Here we are on month three of the story and year three of the actual building of our underground house. With the tile and rocks in place at the end of 1992, I needed to get the rebar skeleton in position for shooting the concrete onto the forms. A lot of decisions had already been made to get this far. Cheryl and I had looked at buildings near Coeur D’Alene made by shooting concrete onto inflatable forms. The result seemed too uneven for our purposes, but the way they accomplished it was to have woven chicken wire over the inflated forms and shoot a thin 1″ coating of concrete onto that. After letting it set up overnight, they could cover it with several inches of concrete and not have it collapse under the weight.
Originally we were expecting to borrow some forms used on a couple of other similar structures. They had extensive trusses built into them to support the 76 tons of wet concrete we expected to use on the house. The crane truck used to move those forms however broke down and we were not able to get them. I wanted to have insulated forms so we could use the inside space over two winters while working on the outside. We could get by with these lighter forms by shooting one thin layer of concrete, letting it set up and then coming back with the full coat the next day.
Although my concrete guru, C.R. Conn, let me use engineering diagrams from Washington State University showing immense strength in 3″ of concrete over 18 foot diameter roman arches, the building department was not satisfied and wanted a signed engineered document for the whole house before they would grant a building permit. So I found a local engineer who would take on the project, Bob Cunningham. This was the early 1990’s and although Bob was a good engineer, he had never used a spreadsheet for mathematical calculations. We worked out an arrangement where he would come to the Assessor’s Office after hours (where I worked as a programmer) with his mathematical formulas. Together we put them into a spreadsheet. It worked great and we assembled some amazing graphs and tables.

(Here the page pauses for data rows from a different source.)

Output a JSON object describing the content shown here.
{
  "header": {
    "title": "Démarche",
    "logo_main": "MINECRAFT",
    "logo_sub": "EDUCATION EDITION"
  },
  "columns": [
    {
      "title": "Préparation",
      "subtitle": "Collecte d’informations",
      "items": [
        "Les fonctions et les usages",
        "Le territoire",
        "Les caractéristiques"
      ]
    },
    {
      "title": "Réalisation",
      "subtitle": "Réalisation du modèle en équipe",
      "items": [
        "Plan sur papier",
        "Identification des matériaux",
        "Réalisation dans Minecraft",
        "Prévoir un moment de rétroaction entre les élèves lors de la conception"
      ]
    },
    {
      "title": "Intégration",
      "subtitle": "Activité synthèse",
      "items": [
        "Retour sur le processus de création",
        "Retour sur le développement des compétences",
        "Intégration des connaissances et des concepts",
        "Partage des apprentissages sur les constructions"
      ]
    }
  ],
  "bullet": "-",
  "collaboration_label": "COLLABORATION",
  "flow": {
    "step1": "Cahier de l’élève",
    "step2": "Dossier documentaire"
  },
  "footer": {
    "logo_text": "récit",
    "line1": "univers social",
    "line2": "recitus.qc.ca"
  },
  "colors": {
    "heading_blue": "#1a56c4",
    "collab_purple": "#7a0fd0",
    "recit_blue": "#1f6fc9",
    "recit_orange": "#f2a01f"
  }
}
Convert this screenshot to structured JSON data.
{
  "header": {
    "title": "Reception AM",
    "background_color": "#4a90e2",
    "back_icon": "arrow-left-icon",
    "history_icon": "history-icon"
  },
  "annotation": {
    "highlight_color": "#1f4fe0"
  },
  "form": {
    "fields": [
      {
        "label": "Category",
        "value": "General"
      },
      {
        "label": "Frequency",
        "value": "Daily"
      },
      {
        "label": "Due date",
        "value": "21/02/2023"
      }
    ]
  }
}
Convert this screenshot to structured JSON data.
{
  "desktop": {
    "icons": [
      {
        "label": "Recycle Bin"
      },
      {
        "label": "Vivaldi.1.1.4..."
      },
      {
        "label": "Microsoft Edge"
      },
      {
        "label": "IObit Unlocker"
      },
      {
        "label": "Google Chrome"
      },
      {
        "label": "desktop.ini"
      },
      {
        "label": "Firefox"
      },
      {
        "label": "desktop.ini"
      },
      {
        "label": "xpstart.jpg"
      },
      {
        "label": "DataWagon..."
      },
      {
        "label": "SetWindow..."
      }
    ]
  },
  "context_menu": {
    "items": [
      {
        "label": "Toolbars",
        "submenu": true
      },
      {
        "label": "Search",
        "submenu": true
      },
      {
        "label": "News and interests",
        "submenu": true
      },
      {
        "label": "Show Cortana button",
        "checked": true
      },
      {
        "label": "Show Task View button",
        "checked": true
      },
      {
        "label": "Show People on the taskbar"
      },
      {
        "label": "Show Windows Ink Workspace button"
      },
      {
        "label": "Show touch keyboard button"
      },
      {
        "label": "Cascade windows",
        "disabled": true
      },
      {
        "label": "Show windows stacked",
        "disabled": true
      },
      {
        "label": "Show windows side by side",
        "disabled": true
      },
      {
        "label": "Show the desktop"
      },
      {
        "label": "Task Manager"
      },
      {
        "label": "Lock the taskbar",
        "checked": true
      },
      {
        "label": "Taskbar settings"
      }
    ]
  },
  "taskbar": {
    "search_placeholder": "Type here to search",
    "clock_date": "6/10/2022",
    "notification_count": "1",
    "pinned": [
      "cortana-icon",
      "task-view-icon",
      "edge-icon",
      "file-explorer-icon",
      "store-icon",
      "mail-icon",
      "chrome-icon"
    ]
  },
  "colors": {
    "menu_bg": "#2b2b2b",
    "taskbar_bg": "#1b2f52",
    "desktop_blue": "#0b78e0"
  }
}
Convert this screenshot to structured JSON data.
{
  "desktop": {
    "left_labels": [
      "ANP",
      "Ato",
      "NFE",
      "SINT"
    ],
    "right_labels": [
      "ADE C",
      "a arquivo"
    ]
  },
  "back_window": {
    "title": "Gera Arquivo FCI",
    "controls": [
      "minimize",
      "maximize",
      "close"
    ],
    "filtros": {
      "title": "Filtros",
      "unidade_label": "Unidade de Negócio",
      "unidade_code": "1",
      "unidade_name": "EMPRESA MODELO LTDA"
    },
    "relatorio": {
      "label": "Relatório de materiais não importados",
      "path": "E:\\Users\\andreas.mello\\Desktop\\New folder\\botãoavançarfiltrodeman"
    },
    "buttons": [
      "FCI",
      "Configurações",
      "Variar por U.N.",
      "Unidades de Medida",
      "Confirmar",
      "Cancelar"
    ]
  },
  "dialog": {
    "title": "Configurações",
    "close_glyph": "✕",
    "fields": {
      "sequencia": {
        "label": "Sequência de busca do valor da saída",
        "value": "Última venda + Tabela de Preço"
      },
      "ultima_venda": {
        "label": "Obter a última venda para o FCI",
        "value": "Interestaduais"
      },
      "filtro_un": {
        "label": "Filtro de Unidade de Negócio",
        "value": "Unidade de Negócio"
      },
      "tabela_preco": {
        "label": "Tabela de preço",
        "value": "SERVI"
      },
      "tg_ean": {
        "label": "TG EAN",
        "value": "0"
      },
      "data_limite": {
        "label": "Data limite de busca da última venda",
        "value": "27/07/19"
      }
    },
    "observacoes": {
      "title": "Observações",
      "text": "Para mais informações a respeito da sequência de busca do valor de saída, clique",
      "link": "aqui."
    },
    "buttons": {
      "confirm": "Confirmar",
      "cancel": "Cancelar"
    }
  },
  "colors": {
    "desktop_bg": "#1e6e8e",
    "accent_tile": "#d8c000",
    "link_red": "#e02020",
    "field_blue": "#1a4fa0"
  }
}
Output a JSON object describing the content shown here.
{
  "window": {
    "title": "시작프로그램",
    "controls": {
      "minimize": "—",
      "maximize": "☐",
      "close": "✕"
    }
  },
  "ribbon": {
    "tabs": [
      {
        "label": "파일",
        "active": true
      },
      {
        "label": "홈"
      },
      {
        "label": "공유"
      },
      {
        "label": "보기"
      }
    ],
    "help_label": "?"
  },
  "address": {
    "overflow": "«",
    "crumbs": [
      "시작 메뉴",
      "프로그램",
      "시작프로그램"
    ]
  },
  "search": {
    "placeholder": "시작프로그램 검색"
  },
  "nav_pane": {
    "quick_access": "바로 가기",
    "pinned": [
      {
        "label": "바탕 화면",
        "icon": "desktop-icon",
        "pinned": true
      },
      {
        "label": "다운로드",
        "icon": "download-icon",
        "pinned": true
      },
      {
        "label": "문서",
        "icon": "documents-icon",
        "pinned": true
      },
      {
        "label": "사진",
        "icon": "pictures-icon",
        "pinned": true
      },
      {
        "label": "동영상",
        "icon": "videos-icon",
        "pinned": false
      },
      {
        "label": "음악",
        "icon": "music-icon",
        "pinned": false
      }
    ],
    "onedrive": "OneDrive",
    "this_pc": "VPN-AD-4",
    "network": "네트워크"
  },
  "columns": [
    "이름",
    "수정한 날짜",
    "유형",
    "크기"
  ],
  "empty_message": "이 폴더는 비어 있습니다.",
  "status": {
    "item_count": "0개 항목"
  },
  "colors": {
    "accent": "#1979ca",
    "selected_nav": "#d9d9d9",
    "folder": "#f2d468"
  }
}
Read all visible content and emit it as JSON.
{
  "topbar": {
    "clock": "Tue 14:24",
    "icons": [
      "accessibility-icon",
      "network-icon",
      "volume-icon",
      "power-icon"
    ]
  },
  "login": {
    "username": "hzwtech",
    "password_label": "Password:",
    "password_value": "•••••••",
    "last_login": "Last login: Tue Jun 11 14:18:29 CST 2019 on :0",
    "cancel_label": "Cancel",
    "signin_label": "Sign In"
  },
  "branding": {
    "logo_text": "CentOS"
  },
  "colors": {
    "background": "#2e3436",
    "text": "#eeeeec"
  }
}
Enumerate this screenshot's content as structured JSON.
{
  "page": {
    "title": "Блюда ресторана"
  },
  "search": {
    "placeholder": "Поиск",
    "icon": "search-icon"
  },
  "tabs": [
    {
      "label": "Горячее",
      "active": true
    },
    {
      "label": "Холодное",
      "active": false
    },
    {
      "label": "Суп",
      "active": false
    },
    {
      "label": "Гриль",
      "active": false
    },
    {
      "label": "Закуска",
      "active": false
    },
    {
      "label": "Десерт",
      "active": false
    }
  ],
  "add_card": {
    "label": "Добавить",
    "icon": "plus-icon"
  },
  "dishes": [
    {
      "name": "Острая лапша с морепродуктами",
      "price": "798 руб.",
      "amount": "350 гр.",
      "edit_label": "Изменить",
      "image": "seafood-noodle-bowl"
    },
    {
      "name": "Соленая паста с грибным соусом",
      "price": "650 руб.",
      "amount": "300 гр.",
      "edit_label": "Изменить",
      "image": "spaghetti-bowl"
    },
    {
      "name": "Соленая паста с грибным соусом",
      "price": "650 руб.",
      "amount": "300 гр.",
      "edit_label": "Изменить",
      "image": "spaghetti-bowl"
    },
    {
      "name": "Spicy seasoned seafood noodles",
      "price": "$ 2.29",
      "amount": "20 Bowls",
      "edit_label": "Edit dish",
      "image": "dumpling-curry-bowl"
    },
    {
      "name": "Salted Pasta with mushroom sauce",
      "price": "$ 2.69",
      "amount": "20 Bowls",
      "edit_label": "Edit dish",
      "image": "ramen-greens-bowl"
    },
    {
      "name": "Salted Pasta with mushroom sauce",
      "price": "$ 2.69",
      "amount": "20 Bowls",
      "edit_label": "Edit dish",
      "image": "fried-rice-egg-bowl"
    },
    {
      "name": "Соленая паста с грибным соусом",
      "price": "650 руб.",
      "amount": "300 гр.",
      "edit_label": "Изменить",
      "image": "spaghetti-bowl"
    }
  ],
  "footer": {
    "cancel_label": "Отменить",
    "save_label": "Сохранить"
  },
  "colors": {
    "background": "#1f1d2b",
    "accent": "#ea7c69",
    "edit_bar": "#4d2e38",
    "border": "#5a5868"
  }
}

There was one hiccup. After doing all the calculations, Bob asked me where I thought it would break if it did. I thought that the joints between the central dome and the side arches could develop cracks if the support under the arches was uneven. I thought Bob would pencil in some extra pieces of rebar across those joints and be done with it. Well it ended up with a lot more than that. He specified bent rebar collars every foot or so with heavy rebar going through the collars and along the joint, the opposite direction from where I expected the stress to come from. It doubled the cost of the rebar and was in the plans before I could say anything else. Oh well. At least we got the permit.
The design called for a double wall of rebar. This ended up being a lot of rebar, 3 miles worth. The steel truck that brought it up from Spokane could not turn around in our driveway. So he dumped it down at the bottom of the drive and left it there. Luckily, our neighbor, Clarence Tieszen, had a little Oliver tractor with tracks and a front end loader that he loved to use. He carried all that steel up to the house site for free.
I was working 10 hour shifts 4 days a week at the office to have time to build the house the other 3 days at home. I dipped into the child labor pool again and soon Bina and April were cutting and bending rebar with an acetylin torch and tying wire with a twisting tool. I hired some friends and neighbors too, when they could get away. After a long summer of cutting, bending and tying rebar, we were ready for the concrete shoot.
There are two approaches to this job, gunite and shotcrete. Gunite is made with dry ingredients with water added at the nozzle. It is strong with very little waste but the materials need to be stored on site. We opted to use shotcrete. A series of concrete trucks bring in the wet mix. It is pumped through big hoses and compressed air is added at the nozzle to spray it on the structure. It takes special equipment, a big crew, custom concrete and coordination to make it all work. Throw in a bunch of curious family and neighbors and you have a really big show on your hands.
Finally that day came, or rather, those two days came. When the show was over, we had a really big hollow lump of concrete to live in. It had to cure for 90 days before we could bury it. But that doesn’t mean we couldn’t climb all over it and revel in the knowledge that it would be there for a really loooong loooong time.